by Emanuele Baldacci, Director of Digital Services at the European Commission's Directorate-General for Informatics
Public policies are increasingly focused on delivering value for money. This is, however, more challenging than ever in today’s ecosystem.
One the one hand, government budgets are tight and limited resources should be used well to yield expected benefits. On the other hand, demands for public policies to support the well-being of citizens and business growth are increasing.
Against this background, the policy intervention framework is challenged by several uncertainties: what is the context in which policies operate? How is this affecting their effects? Are behaviours by beneficiaries of public policies affected by both context and policies? Is this supporting or hampering the achievement of public policy goals?
In addition to these issues, demand for transparency and accountability of policy actions requires adequate instruments to help frame the dialogue with stakeholders on objectives, instruments and results of public actions.
While these challenges for policy making are important, in recent years advances in the availability of data from different sources and technologies to consume and interpret large amount of information offer a new perspective for policy design and execution.
There are three main priority areas where governments should invest to deliver better policy harnessing the power of data, information and knowledge to design, implement and assess their interventions.
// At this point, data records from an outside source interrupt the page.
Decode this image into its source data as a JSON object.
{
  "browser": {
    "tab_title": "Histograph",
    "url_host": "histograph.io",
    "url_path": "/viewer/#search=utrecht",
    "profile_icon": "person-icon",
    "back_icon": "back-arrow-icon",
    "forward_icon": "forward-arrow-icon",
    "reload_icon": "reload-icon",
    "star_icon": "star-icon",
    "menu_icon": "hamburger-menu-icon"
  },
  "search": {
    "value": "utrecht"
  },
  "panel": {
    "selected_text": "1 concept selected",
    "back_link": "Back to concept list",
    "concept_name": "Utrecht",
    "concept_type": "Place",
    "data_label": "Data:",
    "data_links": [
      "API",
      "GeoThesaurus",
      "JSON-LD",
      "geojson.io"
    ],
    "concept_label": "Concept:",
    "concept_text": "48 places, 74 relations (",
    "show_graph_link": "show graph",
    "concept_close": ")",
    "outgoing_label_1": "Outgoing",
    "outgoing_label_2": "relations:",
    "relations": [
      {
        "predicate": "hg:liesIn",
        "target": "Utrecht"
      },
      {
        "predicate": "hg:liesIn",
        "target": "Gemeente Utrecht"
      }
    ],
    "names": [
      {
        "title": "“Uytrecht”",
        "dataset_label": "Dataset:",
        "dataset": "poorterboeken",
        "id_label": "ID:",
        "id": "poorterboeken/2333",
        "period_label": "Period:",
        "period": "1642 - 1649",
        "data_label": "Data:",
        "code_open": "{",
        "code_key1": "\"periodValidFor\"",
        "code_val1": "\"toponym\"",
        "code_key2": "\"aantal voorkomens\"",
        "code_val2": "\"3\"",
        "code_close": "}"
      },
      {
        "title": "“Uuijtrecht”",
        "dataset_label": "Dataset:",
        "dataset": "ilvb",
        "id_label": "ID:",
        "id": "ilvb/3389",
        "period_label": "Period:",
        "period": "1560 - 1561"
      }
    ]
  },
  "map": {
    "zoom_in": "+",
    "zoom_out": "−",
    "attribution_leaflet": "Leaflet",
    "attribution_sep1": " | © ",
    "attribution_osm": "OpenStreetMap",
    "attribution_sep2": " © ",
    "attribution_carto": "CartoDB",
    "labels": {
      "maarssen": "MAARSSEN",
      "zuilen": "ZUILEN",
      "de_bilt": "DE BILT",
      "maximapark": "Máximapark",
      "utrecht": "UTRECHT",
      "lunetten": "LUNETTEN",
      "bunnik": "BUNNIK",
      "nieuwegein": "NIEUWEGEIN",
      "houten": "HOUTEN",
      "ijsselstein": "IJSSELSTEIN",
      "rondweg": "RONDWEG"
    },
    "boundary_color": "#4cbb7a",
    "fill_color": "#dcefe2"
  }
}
In all these areas, AI-powered data analytics solutions offer critical capabilities for the next generation of accountable evidence-based policies.
First priority is data integration. With multiple data sources increasingly available at low production cost (ranging from administrative data, to traces left by interaction of humans with Internet applications to sensor- and IOT-based data) data mash-ups can generate quality information through combination of different sources.
However, data integration is challenging as multiple sources also come with different formats and data models. Technologies based on machine learning algorithms can help integrate massive data volumes based on clustering, distance minimization and data profiling.
The development of open data spaces and libraries of data integration algorithms will help governments create the needed policy information capability.
Second, AI-based predictive analytics can be used to assess policy effects at design stage. Using integrated data systems and AI data analytics can help simulate at very low cost expected results of different policy interventions. This allows mapping winners and losers of planned actions and possible second-round effects of public measures. Simulating beneficiaries responses and behaviours with these technologies would make policy design more realistic and credible.
This can assist in optimizing the design of public measures and also help engage open communities in policy design and dialogue at the early stage of the government intervention cycle.
Third, assessing policy outcomes and intervention sustainability can benefit greatly from a data-driven approach. AI-powered solutions can help identify the additionality of these measures, by simulating different scenarios based on large volume integrated data. Advanced regression-based techniques can be used to conduct quasi-experimental analysis on data sets, which integrate administrative data about intervention beneficiaries with context data and information about target and control group characteristics.
These are three key areas where AI-based solutions coupled with large volume integrated data spaces can be a game changer for evidence-based policy making. Governments in Europe and beyond are now investing on these priorities. The European Commission has also launched a corporate initiative to harness data for better policy making services through the Data4policy initiative, in the context of the implementation of the Communication on Data, Information and Knowledge Management.
Unlocking the power of data analytics for evidence- based policies is now more possible than ever. Governments face similar challenges and opportunities and cooperation is essential to reuse generic solutions and progress faster to design, execute and assess public policies based on data-driven approaches.
In reply to Thanks Emanuele for the by Marius Andreiana